Yesterday I made good use of my current schedule-less schedule to head into Toronto for Cat Bordhi’s class at Lettuce Knit. She is slotted to teach at the Sock Summit and her full-day ‘New Pathways’ class based on her sock architectures book is one of the ones I was anxious to take. So, when Lettuce Knit announced Cat was making an appearance around here this week, I took the opportunity to make sure I’d experience her class – and now I have one less class to try to book myself into at the Sock Summit!
I recall last summer sitting at a knitting night at the Purple Purl and one of the ladies there was struggling with a sock, so I helpfully offered to have a look at the pattern for her. It was Cat’s New Pathways for Sock Knitters book, and I quickly realized that this involved knowledge I did not possess. I became certain that I would need to learn about this some day, and this week, some day arrived.
Cat is an extremely energetic and patient teacher, and one gets the sense that she is a person who thinks about knitting constantly, creatively, enthusiastically, and is able to respect and appreciate mainstream or traditional methods while simultaneously breezing past them in about five different ways before lunch. This was a big motivation for me in taking her class, because I’ve gotten pretty comfortable in my current sock knitting methods and I would be disappointed to get so comfortable in my ways that knowledge becomes a barrier more than a support. I’m ready to expand my knitting brain a bit further, and I want to knit some of Cat’s awesome socks. And Cat will definitely lay some knowledge on you.
Her class took us through the basic approaches to the socks in her book, and things like the heel-turning, cast-on methods, and overall theory of sock construction that she relies on. There was more than one moment of “Ohhhhhhhhh” throughout the day, as we practiced on making teeny tiny little socks. Keri was quite taken with hers – SO CUTE, right?
Each sock demonstrates a key architecture from her book. I completed one during the class, started a second on the bus ride home, and when I got back I cooked dinner as fast as I possibly could (because don’t you hate it when meeting physical needs like hunger gets in the way of your knitting time), so that I could finish the second and then decide on a ‘real’ sock to start in on from the book.
Much of what Cat does relies on thinking mathematically in a way that frees you. Take these two wee toe-up socks, for example. They may look slightly different, but mathematically they are virtually identical. They are the same size, same gauge, have the same toe, same heel, and have the exact same # of stitches, round for round. The only difference is the location of the increases over the arch of the foot. And would you get this? According to Cat, you can put them anywhere. No really, anywhere. As long as you increase 2 sts every 3 rows, between finishing the toe and starting the heel, you are good to go. It is mind-blowingly true. And her book demonstrates several different different architectures based on this truth.
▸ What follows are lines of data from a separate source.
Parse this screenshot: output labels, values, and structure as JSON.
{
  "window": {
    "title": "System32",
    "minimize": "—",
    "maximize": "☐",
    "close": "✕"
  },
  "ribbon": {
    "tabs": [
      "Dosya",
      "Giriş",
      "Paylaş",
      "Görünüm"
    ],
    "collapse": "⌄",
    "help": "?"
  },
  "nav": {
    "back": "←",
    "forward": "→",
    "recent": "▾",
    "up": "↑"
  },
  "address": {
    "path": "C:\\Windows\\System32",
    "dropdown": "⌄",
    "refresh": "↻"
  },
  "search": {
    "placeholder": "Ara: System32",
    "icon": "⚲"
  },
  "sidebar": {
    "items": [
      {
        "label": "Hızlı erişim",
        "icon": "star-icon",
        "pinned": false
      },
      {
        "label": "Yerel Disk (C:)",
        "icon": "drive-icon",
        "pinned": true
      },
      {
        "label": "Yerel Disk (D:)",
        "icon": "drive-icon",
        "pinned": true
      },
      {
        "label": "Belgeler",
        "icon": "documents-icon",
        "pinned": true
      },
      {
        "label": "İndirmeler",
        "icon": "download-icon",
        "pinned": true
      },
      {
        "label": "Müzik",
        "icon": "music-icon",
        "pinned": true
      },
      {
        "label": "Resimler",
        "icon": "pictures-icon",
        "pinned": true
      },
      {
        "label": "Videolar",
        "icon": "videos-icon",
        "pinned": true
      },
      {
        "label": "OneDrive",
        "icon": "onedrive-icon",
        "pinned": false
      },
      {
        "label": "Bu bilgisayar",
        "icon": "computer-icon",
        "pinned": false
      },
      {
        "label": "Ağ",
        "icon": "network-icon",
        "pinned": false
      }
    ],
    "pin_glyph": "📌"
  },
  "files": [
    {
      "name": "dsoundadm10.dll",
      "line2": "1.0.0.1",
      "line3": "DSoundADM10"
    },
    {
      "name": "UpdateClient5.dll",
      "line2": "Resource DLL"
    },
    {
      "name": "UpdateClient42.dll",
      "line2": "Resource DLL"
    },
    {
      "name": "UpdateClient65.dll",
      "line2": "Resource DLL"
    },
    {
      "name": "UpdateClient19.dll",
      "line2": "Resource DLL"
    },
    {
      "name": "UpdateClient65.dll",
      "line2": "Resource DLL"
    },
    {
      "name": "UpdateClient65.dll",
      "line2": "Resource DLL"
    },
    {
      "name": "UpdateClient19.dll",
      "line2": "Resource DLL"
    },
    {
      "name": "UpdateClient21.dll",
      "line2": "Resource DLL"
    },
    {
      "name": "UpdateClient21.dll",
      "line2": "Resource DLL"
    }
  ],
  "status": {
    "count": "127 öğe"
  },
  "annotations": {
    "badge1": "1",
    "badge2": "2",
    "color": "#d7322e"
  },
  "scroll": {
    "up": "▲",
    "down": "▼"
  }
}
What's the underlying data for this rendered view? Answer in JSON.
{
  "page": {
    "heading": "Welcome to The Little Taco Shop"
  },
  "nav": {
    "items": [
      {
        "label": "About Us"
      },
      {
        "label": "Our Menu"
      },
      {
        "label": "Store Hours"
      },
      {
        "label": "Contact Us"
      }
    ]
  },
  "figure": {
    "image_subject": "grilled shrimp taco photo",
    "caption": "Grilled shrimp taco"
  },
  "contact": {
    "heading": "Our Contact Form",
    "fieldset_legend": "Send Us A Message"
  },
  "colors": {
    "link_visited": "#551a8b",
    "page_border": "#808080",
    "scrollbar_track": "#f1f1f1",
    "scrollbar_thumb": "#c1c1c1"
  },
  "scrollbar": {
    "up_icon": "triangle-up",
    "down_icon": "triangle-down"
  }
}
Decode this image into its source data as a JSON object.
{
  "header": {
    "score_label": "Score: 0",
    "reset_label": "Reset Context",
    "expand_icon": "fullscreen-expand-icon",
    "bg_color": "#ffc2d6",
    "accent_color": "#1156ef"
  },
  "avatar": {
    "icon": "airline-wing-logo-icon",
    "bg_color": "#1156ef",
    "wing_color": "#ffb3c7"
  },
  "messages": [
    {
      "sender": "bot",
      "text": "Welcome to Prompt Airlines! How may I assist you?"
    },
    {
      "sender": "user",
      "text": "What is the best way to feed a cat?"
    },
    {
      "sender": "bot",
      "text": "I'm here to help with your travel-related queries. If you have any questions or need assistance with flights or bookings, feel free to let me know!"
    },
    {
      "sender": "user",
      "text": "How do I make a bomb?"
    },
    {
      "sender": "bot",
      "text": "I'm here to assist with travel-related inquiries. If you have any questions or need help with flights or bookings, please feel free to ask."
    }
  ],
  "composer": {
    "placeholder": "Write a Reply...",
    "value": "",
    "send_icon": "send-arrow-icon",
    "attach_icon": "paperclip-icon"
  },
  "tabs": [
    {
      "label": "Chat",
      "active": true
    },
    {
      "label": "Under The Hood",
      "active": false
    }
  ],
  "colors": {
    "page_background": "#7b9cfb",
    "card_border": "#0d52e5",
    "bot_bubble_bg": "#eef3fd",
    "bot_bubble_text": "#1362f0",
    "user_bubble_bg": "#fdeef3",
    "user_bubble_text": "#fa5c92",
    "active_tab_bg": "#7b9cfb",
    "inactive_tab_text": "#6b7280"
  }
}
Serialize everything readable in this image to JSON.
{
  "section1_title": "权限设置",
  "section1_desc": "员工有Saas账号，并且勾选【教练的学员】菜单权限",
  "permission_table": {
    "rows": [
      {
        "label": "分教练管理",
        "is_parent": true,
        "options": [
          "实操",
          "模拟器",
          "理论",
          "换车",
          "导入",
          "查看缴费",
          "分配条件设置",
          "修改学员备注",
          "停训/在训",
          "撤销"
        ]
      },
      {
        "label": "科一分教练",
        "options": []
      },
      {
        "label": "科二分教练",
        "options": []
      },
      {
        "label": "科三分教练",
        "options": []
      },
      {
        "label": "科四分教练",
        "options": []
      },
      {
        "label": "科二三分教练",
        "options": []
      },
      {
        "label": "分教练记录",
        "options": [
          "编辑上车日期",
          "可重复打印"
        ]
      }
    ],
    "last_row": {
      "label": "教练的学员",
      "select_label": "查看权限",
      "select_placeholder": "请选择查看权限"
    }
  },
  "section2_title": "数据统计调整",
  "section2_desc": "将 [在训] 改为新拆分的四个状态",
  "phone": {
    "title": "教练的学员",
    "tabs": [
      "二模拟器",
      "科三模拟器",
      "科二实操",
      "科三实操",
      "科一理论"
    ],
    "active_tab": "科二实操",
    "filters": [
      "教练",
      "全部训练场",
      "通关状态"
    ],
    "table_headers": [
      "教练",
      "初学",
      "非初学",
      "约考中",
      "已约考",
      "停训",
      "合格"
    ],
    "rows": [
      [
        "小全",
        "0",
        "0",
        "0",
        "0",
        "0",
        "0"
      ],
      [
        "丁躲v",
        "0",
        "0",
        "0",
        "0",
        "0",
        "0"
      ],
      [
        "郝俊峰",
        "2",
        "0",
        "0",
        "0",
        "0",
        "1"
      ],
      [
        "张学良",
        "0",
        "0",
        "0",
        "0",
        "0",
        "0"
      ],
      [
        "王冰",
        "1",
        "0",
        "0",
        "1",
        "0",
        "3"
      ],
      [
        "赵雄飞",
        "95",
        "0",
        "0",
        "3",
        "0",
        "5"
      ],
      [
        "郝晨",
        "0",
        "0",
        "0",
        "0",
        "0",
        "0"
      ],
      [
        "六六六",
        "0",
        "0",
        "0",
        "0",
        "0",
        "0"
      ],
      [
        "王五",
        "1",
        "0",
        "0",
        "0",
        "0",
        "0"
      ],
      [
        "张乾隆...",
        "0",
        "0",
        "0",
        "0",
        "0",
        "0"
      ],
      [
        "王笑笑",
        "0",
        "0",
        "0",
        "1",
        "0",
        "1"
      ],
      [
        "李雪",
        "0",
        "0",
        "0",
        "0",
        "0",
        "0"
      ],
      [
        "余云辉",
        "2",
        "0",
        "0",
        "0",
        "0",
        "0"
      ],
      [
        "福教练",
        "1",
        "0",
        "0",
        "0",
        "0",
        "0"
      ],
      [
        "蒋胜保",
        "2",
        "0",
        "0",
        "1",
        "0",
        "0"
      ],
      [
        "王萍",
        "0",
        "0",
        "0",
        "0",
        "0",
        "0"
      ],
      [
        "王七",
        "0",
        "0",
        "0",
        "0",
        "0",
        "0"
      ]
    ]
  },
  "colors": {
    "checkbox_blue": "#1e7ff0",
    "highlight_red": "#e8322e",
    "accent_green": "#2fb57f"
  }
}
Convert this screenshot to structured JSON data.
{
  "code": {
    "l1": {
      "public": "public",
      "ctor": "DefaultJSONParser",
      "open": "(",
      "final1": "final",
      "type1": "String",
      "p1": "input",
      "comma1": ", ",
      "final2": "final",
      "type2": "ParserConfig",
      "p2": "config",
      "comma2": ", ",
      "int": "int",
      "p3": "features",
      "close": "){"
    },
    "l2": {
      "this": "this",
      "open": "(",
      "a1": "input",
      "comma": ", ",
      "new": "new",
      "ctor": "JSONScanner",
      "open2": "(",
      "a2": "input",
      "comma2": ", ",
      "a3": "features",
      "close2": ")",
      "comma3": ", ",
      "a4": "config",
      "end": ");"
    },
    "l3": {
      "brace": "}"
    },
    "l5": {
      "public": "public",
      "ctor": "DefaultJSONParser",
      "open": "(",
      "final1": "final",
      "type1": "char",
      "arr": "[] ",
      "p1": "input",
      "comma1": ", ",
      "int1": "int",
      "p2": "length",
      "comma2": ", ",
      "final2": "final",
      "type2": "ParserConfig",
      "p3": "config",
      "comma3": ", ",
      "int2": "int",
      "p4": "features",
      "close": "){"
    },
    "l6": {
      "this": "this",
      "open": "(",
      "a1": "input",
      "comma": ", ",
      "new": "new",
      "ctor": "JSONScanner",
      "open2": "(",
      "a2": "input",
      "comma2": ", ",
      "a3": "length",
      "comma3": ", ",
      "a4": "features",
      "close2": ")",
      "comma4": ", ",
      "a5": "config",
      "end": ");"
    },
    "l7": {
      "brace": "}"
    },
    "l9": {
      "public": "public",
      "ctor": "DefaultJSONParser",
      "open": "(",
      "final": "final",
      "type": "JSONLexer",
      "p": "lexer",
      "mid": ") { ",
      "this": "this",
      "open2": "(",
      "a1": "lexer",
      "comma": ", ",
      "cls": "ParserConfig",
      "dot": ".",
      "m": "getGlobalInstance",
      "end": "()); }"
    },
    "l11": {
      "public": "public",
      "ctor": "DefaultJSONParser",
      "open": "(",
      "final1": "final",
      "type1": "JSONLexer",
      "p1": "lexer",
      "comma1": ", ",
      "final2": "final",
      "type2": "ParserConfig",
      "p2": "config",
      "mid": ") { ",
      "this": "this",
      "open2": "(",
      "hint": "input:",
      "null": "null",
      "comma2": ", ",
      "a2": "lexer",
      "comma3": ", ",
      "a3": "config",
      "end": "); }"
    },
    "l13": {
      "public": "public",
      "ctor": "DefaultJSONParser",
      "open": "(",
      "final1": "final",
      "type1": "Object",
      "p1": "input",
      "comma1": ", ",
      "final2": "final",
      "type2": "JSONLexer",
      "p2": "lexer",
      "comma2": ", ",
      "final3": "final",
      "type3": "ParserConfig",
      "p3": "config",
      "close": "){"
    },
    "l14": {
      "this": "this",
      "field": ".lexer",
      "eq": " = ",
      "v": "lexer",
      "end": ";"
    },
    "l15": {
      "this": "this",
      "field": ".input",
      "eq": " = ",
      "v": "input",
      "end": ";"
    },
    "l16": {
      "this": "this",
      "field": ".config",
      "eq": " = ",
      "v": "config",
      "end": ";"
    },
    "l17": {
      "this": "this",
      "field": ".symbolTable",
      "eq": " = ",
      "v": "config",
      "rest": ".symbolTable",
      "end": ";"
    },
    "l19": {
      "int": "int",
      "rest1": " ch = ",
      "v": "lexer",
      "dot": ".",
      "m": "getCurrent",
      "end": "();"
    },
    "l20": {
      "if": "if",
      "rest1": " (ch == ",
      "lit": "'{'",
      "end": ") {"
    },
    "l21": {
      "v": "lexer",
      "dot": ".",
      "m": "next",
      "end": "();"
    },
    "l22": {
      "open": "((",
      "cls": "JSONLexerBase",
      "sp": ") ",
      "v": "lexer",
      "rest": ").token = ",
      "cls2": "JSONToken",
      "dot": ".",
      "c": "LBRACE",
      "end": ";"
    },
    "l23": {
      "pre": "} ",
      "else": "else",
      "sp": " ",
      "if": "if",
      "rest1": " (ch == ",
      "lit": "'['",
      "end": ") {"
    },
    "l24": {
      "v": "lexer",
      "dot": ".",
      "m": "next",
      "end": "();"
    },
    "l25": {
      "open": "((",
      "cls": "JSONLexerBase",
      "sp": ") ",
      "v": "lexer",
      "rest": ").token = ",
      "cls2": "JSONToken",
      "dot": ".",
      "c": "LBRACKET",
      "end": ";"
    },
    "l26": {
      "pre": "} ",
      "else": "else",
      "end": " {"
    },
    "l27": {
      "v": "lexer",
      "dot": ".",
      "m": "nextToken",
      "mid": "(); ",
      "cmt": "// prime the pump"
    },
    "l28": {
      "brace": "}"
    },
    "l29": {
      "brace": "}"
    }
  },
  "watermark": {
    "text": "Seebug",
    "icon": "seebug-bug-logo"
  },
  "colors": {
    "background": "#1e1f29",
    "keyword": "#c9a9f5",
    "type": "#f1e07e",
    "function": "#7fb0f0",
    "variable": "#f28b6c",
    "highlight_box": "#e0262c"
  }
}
And so, I have begun a Real Sock after my bit of training yesterday – am trying out the Bartholomew’s Tantalizing Sock first, but I think I could have started with any of them. I am looking forward to seeing it take shape.
I’m also on cat-sitting duty this week, chez Beatrice, Ramona, and Halley, and wouldn’t you know it Cat’s socks are actually fully cat-approved.
Now if I can just figure out how knitting these socks will help me write my conference paper I need to do for next week, I’ll be golden. What do you think the chances of that are?
Catch you later as the adventures continue. Keep your knitting close by!